Dataset records
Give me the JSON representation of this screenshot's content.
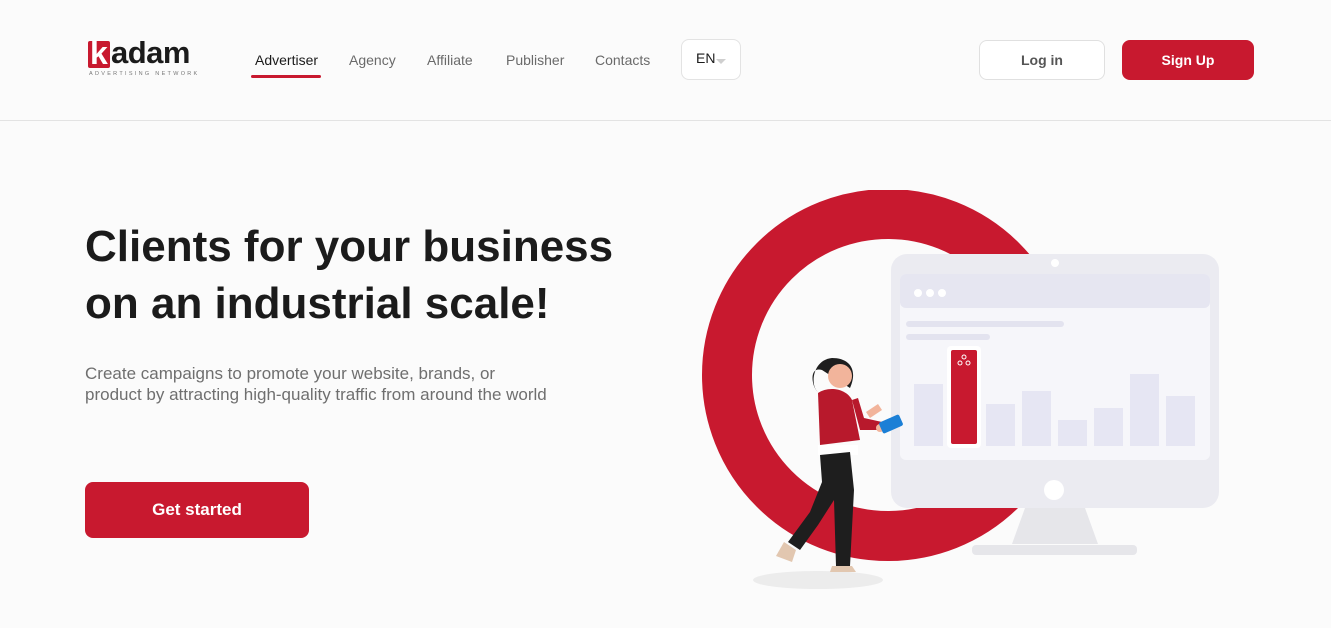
{
  "brand": {
    "logo_letter": "k",
    "logo_word": "adam",
    "tagline": "ADVERTISING NETWORK",
    "accent_color": "#c8192f"
  },
  "nav": {
    "items": [
      {
        "label": "Advertiser",
        "active": true
      },
      {
        "label": "Agency",
        "active": false
      },
      {
        "label": "Affiliate",
        "active": false
      },
      {
        "label": "Publisher",
        "active": false
      },
      {
        "label": "Contacts",
        "active": false
      }
    ]
  },
  "language": {
    "selected": "EN"
  },
  "auth": {
    "login_label": "Log in",
    "signup_label": "Sign Up"
  },
  "hero": {
    "title_line1": "Clients for your business",
    "title_line2": "on an industrial scale!",
    "subtitle": "Create campaigns to promote your website, brands, or product by attracting high-quality traffic from around the world",
    "cta_label": "Get started"
  },
  "illustration": {
    "icons": [
      "monitor-icon",
      "audience-icon",
      "tablet-icon"
    ],
    "bar_levels": [
      0.62,
      0.75,
      0.42,
      0.55,
      0.26,
      0.38,
      0.72,
      0.5
    ]
  }
}
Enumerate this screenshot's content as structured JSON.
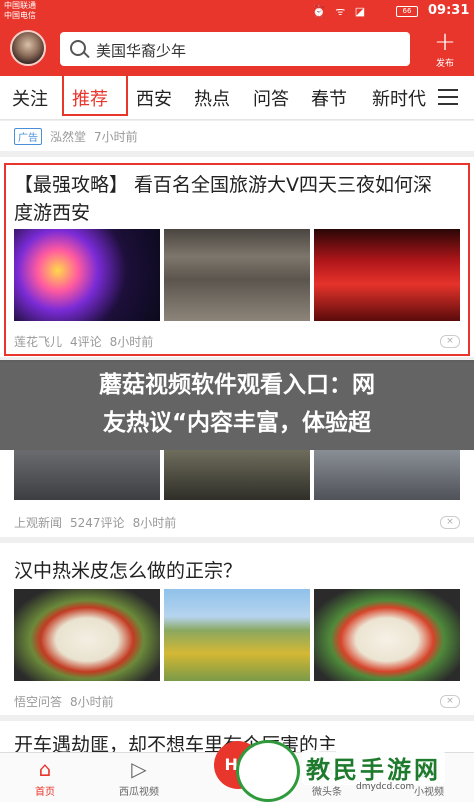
{
  "status_bar": {
    "carrier_1": "中国联通",
    "carrier_2": "中国电信",
    "icons": "⏰ ᯤ ◪",
    "battery": "66",
    "time": "09:31"
  },
  "search": {
    "query": "美国华裔少年",
    "publish_label": "发布"
  },
  "tabs": [
    "关注",
    "推荐",
    "西安",
    "热点",
    "问答",
    "春节",
    "新时代"
  ],
  "active_tab": "推荐",
  "feed": {
    "ad": {
      "tag": "广告",
      "source": "泓然堂",
      "time": "7小时前"
    },
    "article_1": {
      "title_line_1": "【最强攻略】 看百名全国旅游大V四天三夜如何深",
      "title_line_2": "度游西安",
      "source": "莲花飞儿",
      "comments": "4评论",
      "time": "8小时前"
    },
    "article_2": {
      "source": "上观新闻",
      "comments": "5247评论",
      "time": "8小时前"
    },
    "article_3": {
      "title": "汉中热米皮怎么做的正宗？",
      "source": "悟空问答",
      "time": "8小时前"
    },
    "article_4": {
      "title": "开车遇劫匪，却不想车里有个厉害的主"
    },
    "close_glyph": "×"
  },
  "overlay_caption": {
    "line_1": "蘑菇视频软件观看入口：网",
    "line_2": "友热议“内容丰富，体验超"
  },
  "bottom_nav": [
    {
      "label": "首页",
      "icon": "home-icon",
      "glyph": "⌂"
    },
    {
      "label": "西瓜视频",
      "icon": "play-icon",
      "glyph": "▷"
    },
    {
      "label": "微头条",
      "icon": "post-icon",
      "glyph": "✎"
    },
    {
      "label": "小视频",
      "icon": "video-icon",
      "glyph": "▶"
    }
  ],
  "center_button": "HO",
  "watermark": {
    "text": "教民手游网",
    "url": "dmydcd.com"
  },
  "colors": {
    "brand_red": "#e8362d",
    "meta_gray": "#999999"
  }
}
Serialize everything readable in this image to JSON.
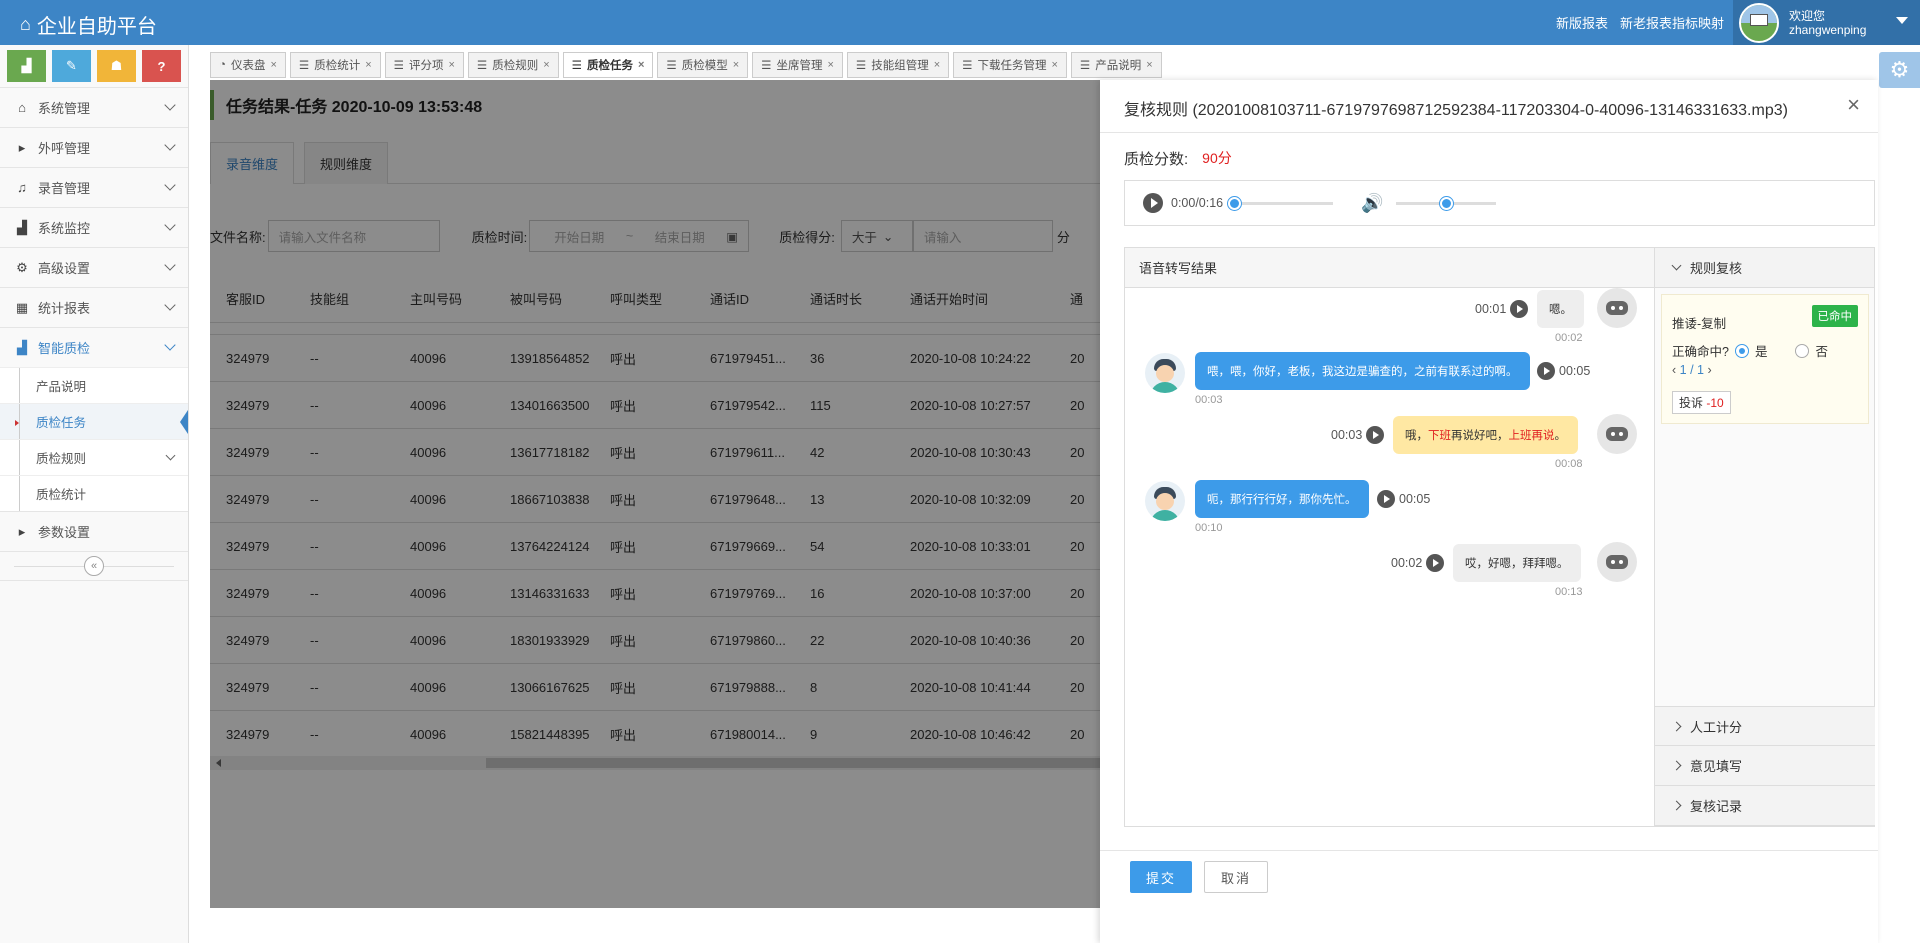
{
  "app": {
    "title": "企业自助平台",
    "link_new_report": "新版报表",
    "link_old_report": "新老报表指标映射",
    "welcome": "欢迎您",
    "username": "zhangwenping"
  },
  "colors": {
    "primary": "#3d85c6",
    "accent_blue": "#3d9be9",
    "score_red": "#e02020",
    "hit_green": "#2db34a"
  },
  "shortcuts": [
    {
      "icon": "bar-chart-icon",
      "color": "#6aa84f",
      "glyph": "▟"
    },
    {
      "icon": "pencil-icon",
      "color": "#4ea9db",
      "glyph": "✎"
    },
    {
      "icon": "group-icon",
      "color": "#f1b539",
      "glyph": "☗"
    },
    {
      "icon": "help-icon",
      "color": "#d9534f",
      "glyph": "?"
    }
  ],
  "nav": {
    "system": "系统管理",
    "outbound": "外呼管理",
    "recording": "录音管理",
    "monitor": "系统监控",
    "advanced": "高级设置",
    "reports": "统计报表",
    "qc": "智能质检",
    "sub_product": "产品说明",
    "sub_task": "质检任务",
    "sub_rule": "质检规则",
    "sub_stats": "质检统计",
    "params": "参数设置"
  },
  "tabs": [
    "仪表盘",
    "质检统计",
    "评分项",
    "质检规则",
    "质检任务",
    "质检模型",
    "坐席管理",
    "技能组管理",
    "下载任务管理",
    "产品说明"
  ],
  "main": {
    "title": "任务结果-任务 2020-10-09 13:53:48",
    "tab_recording": "录音维度",
    "tab_rule": "规则维度",
    "f_filename": "文件名称:",
    "f_filename_ph": "请输入文件名称",
    "f_qctime": "质检时间:",
    "f_start": "开始日期",
    "f_tilde": "~",
    "f_end": "结束日期",
    "f_score": "质检得分:",
    "f_cmp": "大于",
    "f_score_ph": "请输入",
    "f_unit": "分"
  },
  "table": {
    "headers": [
      "客服ID",
      "技能组",
      "主叫号码",
      "被叫号码",
      "呼叫类型",
      "通话ID",
      "通话时长",
      "通话开始时间",
      "通"
    ],
    "rows": [
      [
        "324979",
        "--",
        "40096",
        "13918564852",
        "呼出",
        "671979451...",
        "36",
        "2020-10-08 10:24:22",
        "20"
      ],
      [
        "324979",
        "--",
        "40096",
        "13401663500",
        "呼出",
        "671979542...",
        "115",
        "2020-10-08 10:27:57",
        "20"
      ],
      [
        "324979",
        "--",
        "40096",
        "13617718182",
        "呼出",
        "671979611...",
        "42",
        "2020-10-08 10:30:43",
        "20"
      ],
      [
        "324979",
        "--",
        "40096",
        "18667103838",
        "呼出",
        "671979648...",
        "13",
        "2020-10-08 10:32:09",
        "20"
      ],
      [
        "324979",
        "--",
        "40096",
        "13764224124",
        "呼出",
        "671979669...",
        "54",
        "2020-10-08 10:33:01",
        "20"
      ],
      [
        "324979",
        "--",
        "40096",
        "13146331633",
        "呼出",
        "671979769...",
        "16",
        "2020-10-08 10:37:00",
        "20"
      ],
      [
        "324979",
        "--",
        "40096",
        "18301933929",
        "呼出",
        "671979860...",
        "22",
        "2020-10-08 10:40:36",
        "20"
      ],
      [
        "324979",
        "--",
        "40096",
        "13066167625",
        "呼出",
        "671979888...",
        "8",
        "2020-10-08 10:41:44",
        "20"
      ],
      [
        "324979",
        "--",
        "40096",
        "15821448395",
        "呼出",
        "671980014...",
        "9",
        "2020-10-08 10:46:42",
        "20"
      ]
    ]
  },
  "panel": {
    "title": "复核规则 (20201008103711-6719797698712592384-117203304-0-40096-13146331633.mp3)",
    "score_label": "质检分数:",
    "score_value": "90分",
    "audio_time": "0:00/0:16",
    "audio_progress": 0.0,
    "volume_level": 0.5,
    "transcript_title": "语音转写结果",
    "messages": [
      {
        "side": "right",
        "style": "gray",
        "text": "嗯。",
        "start": "00:01",
        "end": "00:02"
      },
      {
        "side": "left",
        "style": "blue",
        "text": "喂，喂，你好，老板，我这边是骗查的，之前有联系过的啊。",
        "start": "00:03",
        "end": "00:05"
      },
      {
        "side": "right",
        "style": "yellow",
        "pre": "哦，",
        "hl1": "下班",
        "mid": "再说好吧，",
        "hl2": "上班再说",
        "post": "。",
        "start": "00:03",
        "end": "00:08"
      },
      {
        "side": "left",
        "style": "blue",
        "text": "呃，那行行行好，那你先忙。",
        "start": "00:10",
        "end": "00:05"
      },
      {
        "side": "right",
        "style": "gray",
        "text": "哎，好嗯，拜拜嗯。",
        "start": "00:02",
        "end": "00:13"
      }
    ],
    "rule_review": "规则复核",
    "rule_name": "推诿-复制",
    "hit_badge": "已命中",
    "hit_question": "正确命中?",
    "opt_yes": "是",
    "opt_no": "否",
    "pager": "1 / 1",
    "complaint": "投诉",
    "deduction": "-10",
    "manual_score": "人工计分",
    "opinion": "意见填写",
    "review_log": "复核记录",
    "submit": "提交",
    "cancel": "取消"
  }
}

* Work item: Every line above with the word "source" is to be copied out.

* Solved exercise:
      "source": "泓然堂",
      "source": "莲花飞儿",
      "source": "上观新闻",
      "source": "悟空问答",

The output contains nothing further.